The Rev. Bain White: Acceptance in all ethnicities and religions
What are the best circumstances for you in which to learn? Personally, for me to learn my very best, I prefer to be able to have numerous reference books around me, complete quiet and tranquility and an open mind. If I am learning from another person, I need to be able to concentrate completely and know that the person that I am learning from is beyond reproach in their knowledge in the field I am studying.
I often place myself in the proverbial “shoes” of the disciples when they were learning from Jesus of Nazareth in their three-year sojourn with him. I especially tend to do that when I find a reading from the New Testament that challenges me and makes me question what the text is telling me. The disciples didn’t have the opportunity to surround themselves with books, for most of them were illiterate. They rarely had the chance for complete quiet and tranquility due to the numerous crowds that invariably surrounded Jesus. They weren’t even allowed the opportunity to concentrate on what Jesus was teaching them since he used different forms of teaching in differing circumstances. Their biggest advantage that they had was that they were learning from the master.
When Jesus taught, he taught primarily through the use of parables. Parables had the distinct advantage of being read through the eyes and heart of the hearer, therefore many different interpretations were possible. When the disciples were unsure of what Jesus’ meaning of the parable was, they asked for a plain language interpretation, and Jesus explained it to them clearly, with no possibility of misinterpretation. Even with a plain interpretation, the disciples sometimes still never “got” the message, and Jesus demonstrated to them what message they should receive.
This is precisely what happened, in my opinion, when, in the gospel according to Matthew (Matthew 15: 1-28), Jesus explained to the people and his disciples that traditions, such as the ritual washing of hands before they eat, while ignoring such commands as honoring one’s parents is contrary to the spirit of the Law. Jesus pointed out that what one consumes does not matter, but what proceeds from the mouth, where evil intentions may come, is what truly defiles a person.
In the very next section of Matthew, a Canaanite woman approaches Jesus, who was in the region of Tyre and Sidon, calling out to Jesus, “Have mercy on me, Lord, Son of David; my daughter is tormented by a demon.” In every sense of the word, Jesus should not have acknowledged her since she was a Gentile, and therefore ritually unclean, but when the disciples urged him to send her away, he did not do so. Instead, Jesus stated that he was only sent to the lost sheep of the house of Israel. The woman came to Jesus, knelt before him, saying, “Lord, help me.” Jesus said it was not fair to take the children’s food and throw it to the dogs, but her immediate response was that even the dogs eat the crumbs that fall from their master’s table. Jesus, astounded at her faith, exclaimed, “Woman, great is your faith! Let it be done for you as you wish.” And her daughter was healed as a result.

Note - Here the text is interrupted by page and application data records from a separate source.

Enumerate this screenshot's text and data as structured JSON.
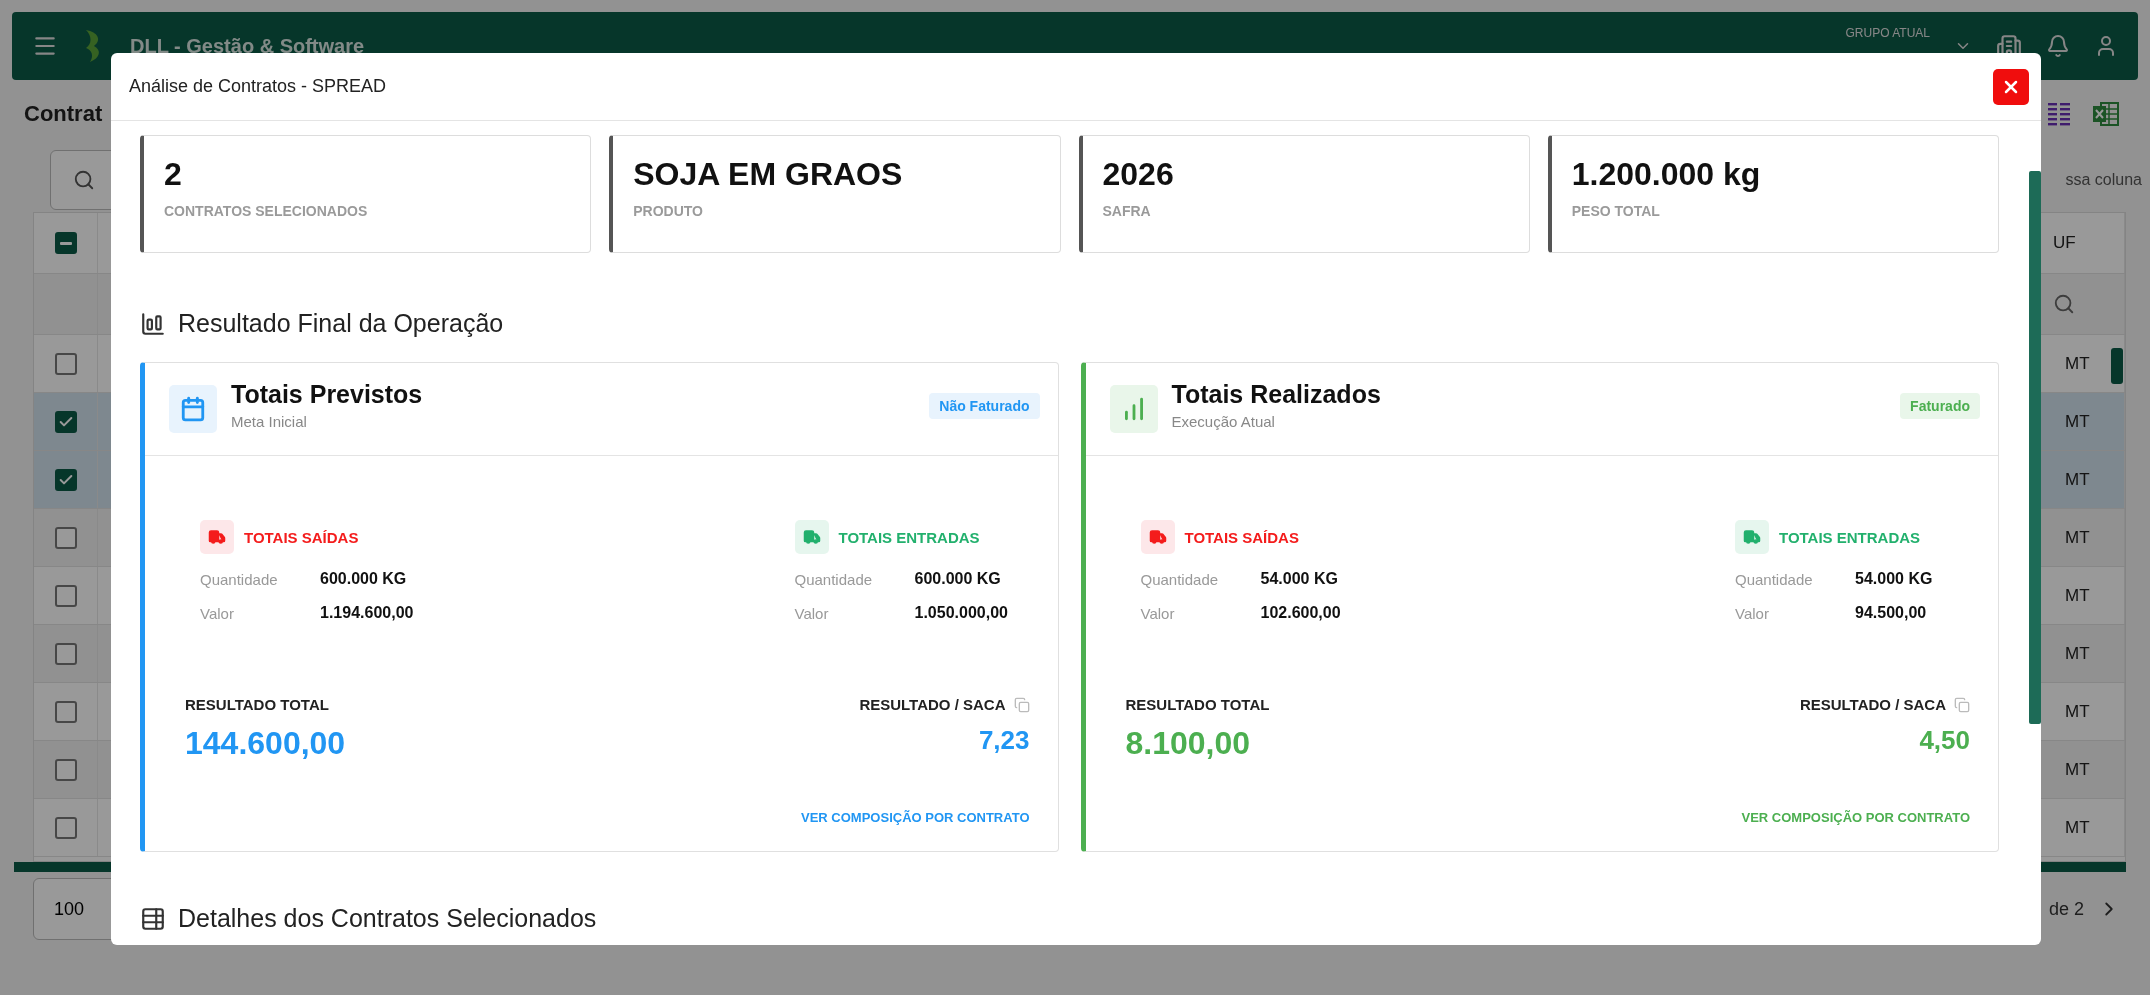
{
  "app_bar": {
    "title": "DLL - Gestão & Software",
    "group_label": "GRUPO ATUAL"
  },
  "page": {
    "title": "Contrat",
    "filter_hint": "ssa coluna",
    "uf_heading": "UF",
    "header_checkbox": {
      "indeterminate": true
    },
    "rows": [
      {
        "selected": false,
        "uf": "MT"
      },
      {
        "selected": true,
        "uf": "MT"
      },
      {
        "selected": true,
        "uf": "MT"
      },
      {
        "selected": false,
        "uf": "MT"
      },
      {
        "selected": false,
        "uf": "MT"
      },
      {
        "selected": false,
        "uf": "MT"
      },
      {
        "selected": false,
        "uf": "MT"
      },
      {
        "selected": false,
        "uf": "MT"
      },
      {
        "selected": false,
        "uf": "MT"
      }
    ],
    "page_size": "100",
    "page_total": "de 2"
  },
  "modal": {
    "title": "Análise de Contratos - SPREAD",
    "summary": [
      {
        "value": "2",
        "label": "CONTRATOS SELECIONADOS"
      },
      {
        "value": "SOJA EM GRAOS",
        "label": "PRODUTO"
      },
      {
        "value": "2026",
        "label": "SAFRA"
      },
      {
        "value": "1.200.000 kg",
        "label": "PESO TOTAL"
      }
    ],
    "section_title": "Resultado Final da Operação",
    "panels": [
      {
        "kind": "planned",
        "color": "#2196f3",
        "title": "Totais Previstos",
        "subtitle": "Meta Inicial",
        "badge": "Não Faturado",
        "flows": [
          {
            "kind": "out",
            "title": "TOTAIS SAÍDAS",
            "rows": [
              {
                "label": "Quantidade",
                "value": "600.000 KG"
              },
              {
                "label": "Valor",
                "value": "1.194.600,00"
              }
            ]
          },
          {
            "kind": "in",
            "title": "TOTAIS ENTRADAS",
            "rows": [
              {
                "label": "Quantidade",
                "value": "600.000 KG"
              },
              {
                "label": "Valor",
                "value": "1.050.000,00"
              }
            ]
          }
        ],
        "result_label": "RESULTADO TOTAL",
        "result_value": "144.600,00",
        "per_sack_label": "RESULTADO / SACA",
        "per_sack_value": "7,23",
        "link": "VER COMPOSIÇÃO POR CONTRATO"
      },
      {
        "kind": "realized",
        "color": "#4caf50",
        "title": "Totais Realizados",
        "subtitle": "Execução Atual",
        "badge": "Faturado",
        "flows": [
          {
            "kind": "out",
            "title": "TOTAIS SAÍDAS",
            "rows": [
              {
                "label": "Quantidade",
                "value": "54.000 KG"
              },
              {
                "label": "Valor",
                "value": "102.600,00"
              }
            ]
          },
          {
            "kind": "in",
            "title": "TOTAIS ENTRADAS",
            "rows": [
              {
                "label": "Quantidade",
                "value": "54.000 KG"
              },
              {
                "label": "Valor",
                "value": "94.500,00"
              }
            ]
          }
        ],
        "result_label": "RESULTADO TOTAL",
        "result_value": "8.100,00",
        "per_sack_label": "RESULTADO / SACA",
        "per_sack_value": "4,50",
        "link": "VER COMPOSIÇÃO POR CONTRATO"
      }
    ],
    "details_title": "Detalhes dos Contratos Selecionados"
  }
}
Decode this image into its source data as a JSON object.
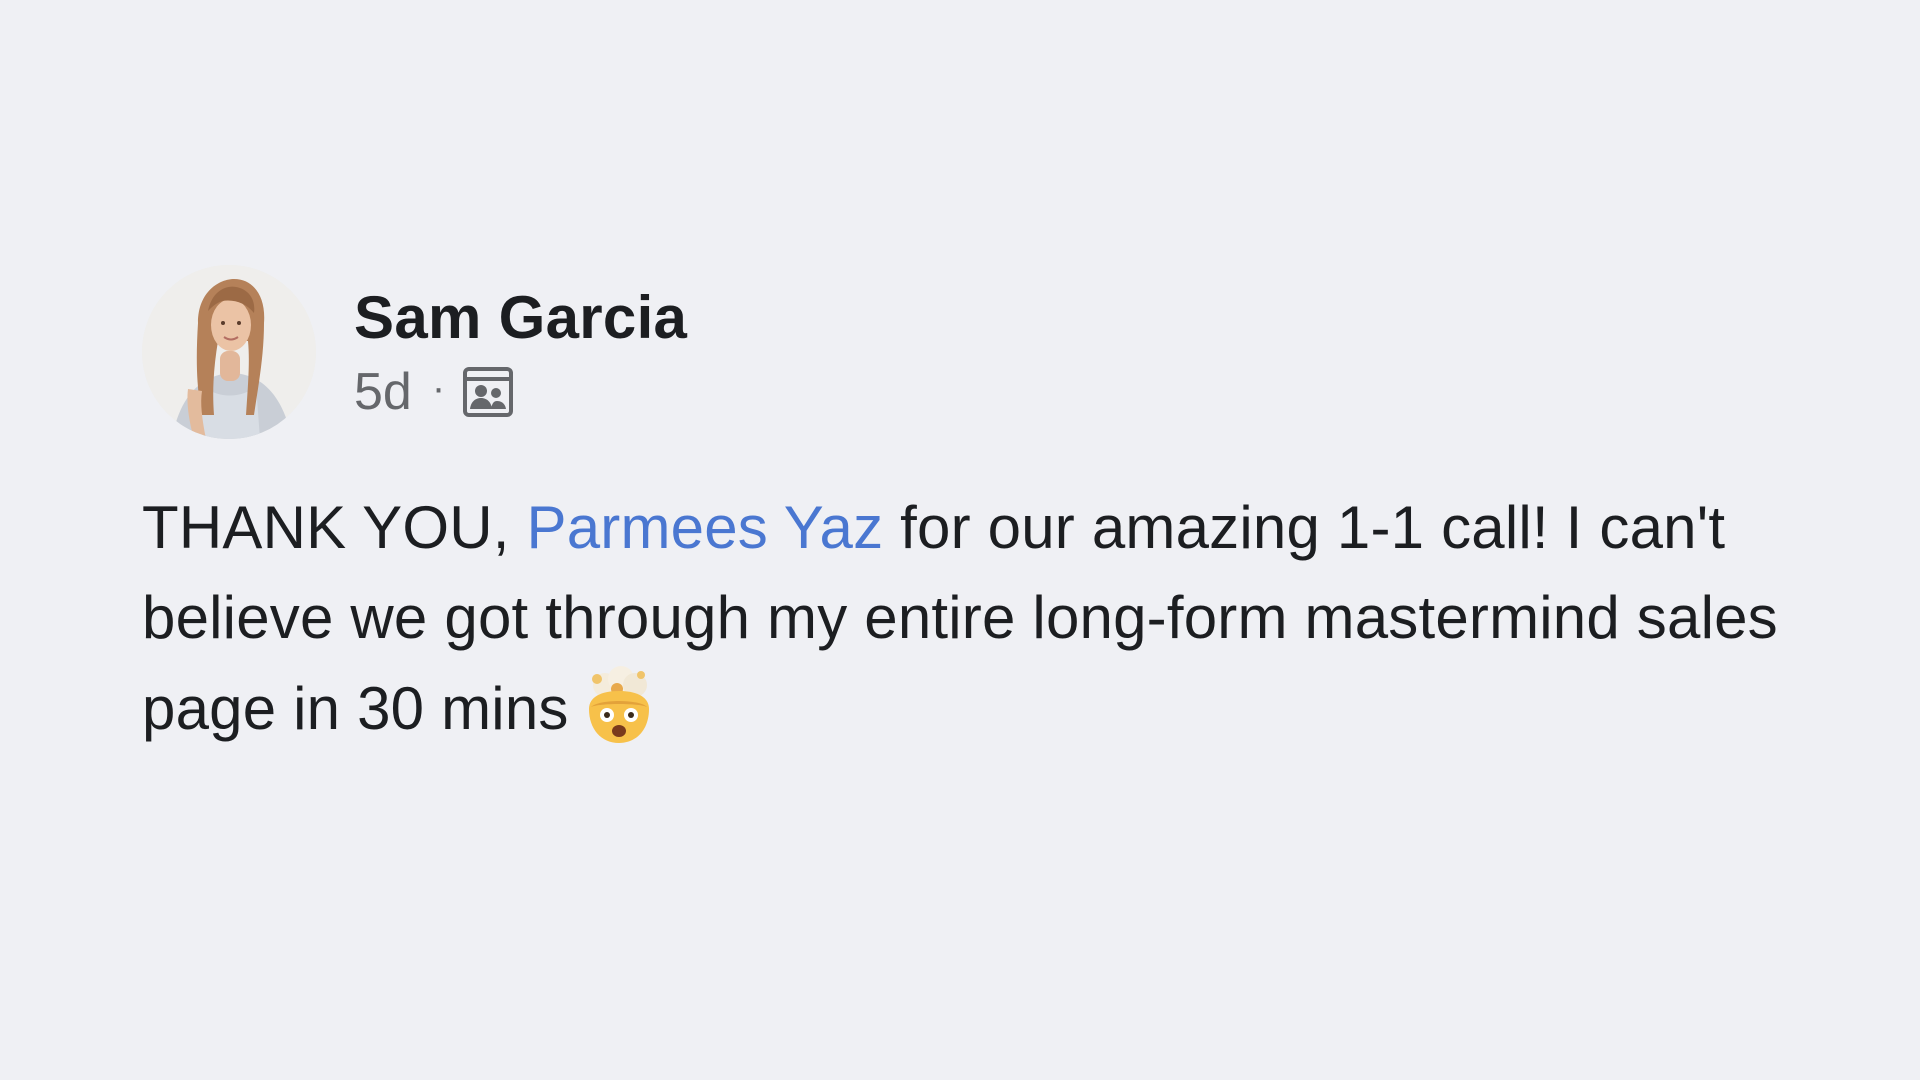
{
  "post": {
    "author": "Sam Garcia",
    "time": "5d",
    "separator": "·",
    "audience_icon": "group-audience-icon",
    "text_prefix": "THANK YOU, ",
    "mention": "Parmees Yaz",
    "text_suffix": " for our amazing 1-1 call! I can't believe we got through my entire long-form mastermind sales page in 30 mins",
    "emoji": "exploding-head-emoji"
  },
  "colors": {
    "background": "#eff0f4",
    "mention": "#4a77d1",
    "meta": "#65676b",
    "text": "#1c1e21"
  }
}
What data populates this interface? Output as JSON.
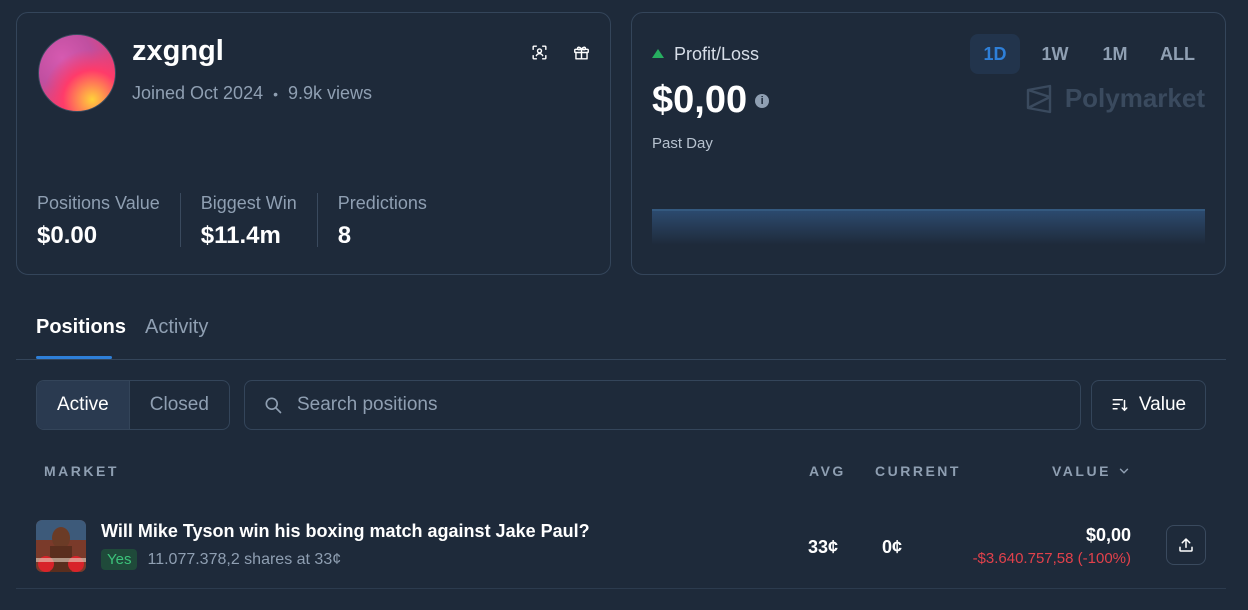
{
  "profile": {
    "username": "zxgngl",
    "joined": "Joined Oct 2024",
    "dot": "•",
    "views": "9.9k views",
    "icons": [
      "scan-icon",
      "gift-icon"
    ],
    "stats": [
      {
        "label": "Positions Value",
        "value": "$0.00"
      },
      {
        "label": "Biggest Win",
        "value": "$11.4m"
      },
      {
        "label": "Predictions",
        "value": "8"
      }
    ]
  },
  "pnl": {
    "label": "Profit/Loss",
    "value": "$0,00",
    "period": "Past Day",
    "ranges": [
      "1D",
      "1W",
      "1M",
      "ALL"
    ],
    "active_range": "1D",
    "brand": "Polymarket",
    "up_color": "#27ae60"
  },
  "tabs": [
    "Positions",
    "Activity"
  ],
  "filters": {
    "active": "Active",
    "closed": "Closed",
    "search_placeholder": "Search positions",
    "sort_label": "Value"
  },
  "table": {
    "headers": {
      "market": "MARKET",
      "avg": "AVG",
      "current": "CURRENT",
      "value": "VALUE"
    },
    "rows": [
      {
        "title": "Will Mike Tyson win his boxing match against Jake Paul?",
        "outcome": "Yes",
        "shares": "11.077.378,2 shares at 33¢",
        "avg": "33¢",
        "current": "0¢",
        "value": "$0,00",
        "change": "-$3.640.757,58 (-100%)"
      }
    ]
  },
  "colors": {
    "accent": "#2e7fd8",
    "negative": "#e2414b",
    "positive": "#3cc27a",
    "background": "#1e2a3a"
  }
}
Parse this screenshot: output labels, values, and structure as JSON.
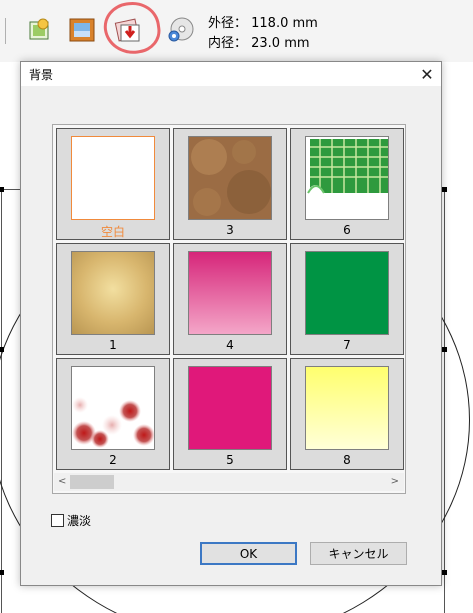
{
  "toolbar": {
    "outer_diameter": "外径： 118.0 mm",
    "inner_diameter": "内径： 23.0 mm"
  },
  "dialog": {
    "title": "背景",
    "close_glyph": "✕",
    "tiles": [
      {
        "label": "空白",
        "selected": true,
        "fill": "#ffffff"
      },
      {
        "label": "3",
        "selected": false,
        "fill": "#9b6c44"
      },
      {
        "label": "6",
        "selected": false,
        "fill": "#4caa4c"
      },
      {
        "label": "1",
        "selected": false,
        "fill": "#d8b66e"
      },
      {
        "label": "4",
        "selected": false,
        "fill": "#e05a9a"
      },
      {
        "label": "7",
        "selected": false,
        "fill": "#009444"
      },
      {
        "label": "2",
        "selected": false,
        "fill": "#b42828"
      },
      {
        "label": "5",
        "selected": false,
        "fill": "#e0187a"
      },
      {
        "label": "8",
        "selected": false,
        "fill": "#ffff70"
      }
    ],
    "scroll_left": "<",
    "scroll_right": ">",
    "checkbox_label": "濃淡",
    "ok_label": "OK",
    "cancel_label": "キャンセル"
  }
}
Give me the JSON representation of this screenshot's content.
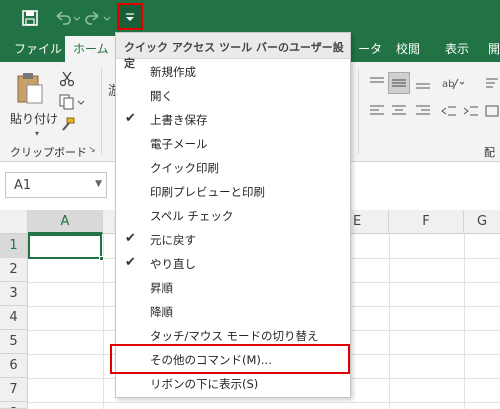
{
  "qat": {
    "save_icon": "save-icon",
    "undo_icon": "undo-icon",
    "redo_icon": "redo-icon",
    "customize_icon": "customize-qat-dropdown-icon"
  },
  "ribbon_tabs": {
    "file": "ファイル",
    "home": "ホーム",
    "data_partial": "ータ",
    "review": "校閲",
    "view": "表示",
    "partial_right": "開"
  },
  "ribbon": {
    "paste_label": "貼り付け",
    "clipboard_group": "クリップボード",
    "right_group_partial": "配",
    "font_box_partial": "游"
  },
  "namebox": {
    "value": "A1"
  },
  "grid": {
    "columns": [
      "A",
      "E",
      "F",
      "G"
    ],
    "rows": [
      "1",
      "2",
      "3",
      "4",
      "5",
      "6",
      "7",
      "8"
    ]
  },
  "menu": {
    "header": "クイック アクセス ツール バーのユーザー設定",
    "items": [
      {
        "label": "新規作成",
        "checked": false
      },
      {
        "label": "開く",
        "checked": false
      },
      {
        "label": "上書き保存",
        "checked": true
      },
      {
        "label": "電子メール",
        "checked": false
      },
      {
        "label": "クイック印刷",
        "checked": false
      },
      {
        "label": "印刷プレビューと印刷",
        "checked": false
      },
      {
        "label": "スペル チェック",
        "checked": false
      },
      {
        "label": "元に戻す",
        "checked": true
      },
      {
        "label": "やり直し",
        "checked": true
      },
      {
        "label": "昇順",
        "checked": false
      },
      {
        "label": "降順",
        "checked": false
      },
      {
        "label": "タッチ/マウス モードの切り替え",
        "checked": false
      },
      {
        "label": "その他のコマンド(M)...",
        "checked": false
      },
      {
        "label": "リボンの下に表示(S)",
        "checked": false
      }
    ],
    "check_glyph": "✔"
  },
  "colors": {
    "excel_green": "#217346",
    "highlight_red": "#e00000"
  }
}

Jesus had told a parable to the people and to his disciples; he further had explained, in plain language, what was meant by the parable; and finally, he demonstrated to his disciples what they were to understand. He demonstrated to them what living by the traditions and interpretations of the law versus understanding the spirit of the law meant. To ignore the woman because she was a Gentile, to refuse to talk to her or to perform a miracle as requested may have fulfilled tradition’s requirements. This, however, gave no sense of worth to the woman and her persistence, her recognition of Jesus as Lord, her description of Jesus as the Messiah and her faith in him.
More importantly, it meant that a woman, formed in the likeness of the Lord, was being ignored solely because of her ethnicity, which Jesus would not tolerate, for we are all children of God through faith. “There is no longer Jew or Greek, there is no longer slave or free, there is no longer male and female, for all of you are one in Christ Jesus.” (Gal 3: 26-28).
The Rev. Bain White is the pastor at St. Mark’s Episcopal Church/Lutheran Church of Grace.
After four days of competition at Whittle the Wood Rendezvous, Lincoln, Nebraska’s Nate Hall can count himself a seasoned competitor in one of Northwest Colorado’s premier events as he embarks on an ongoing career in the field of wood sculpture.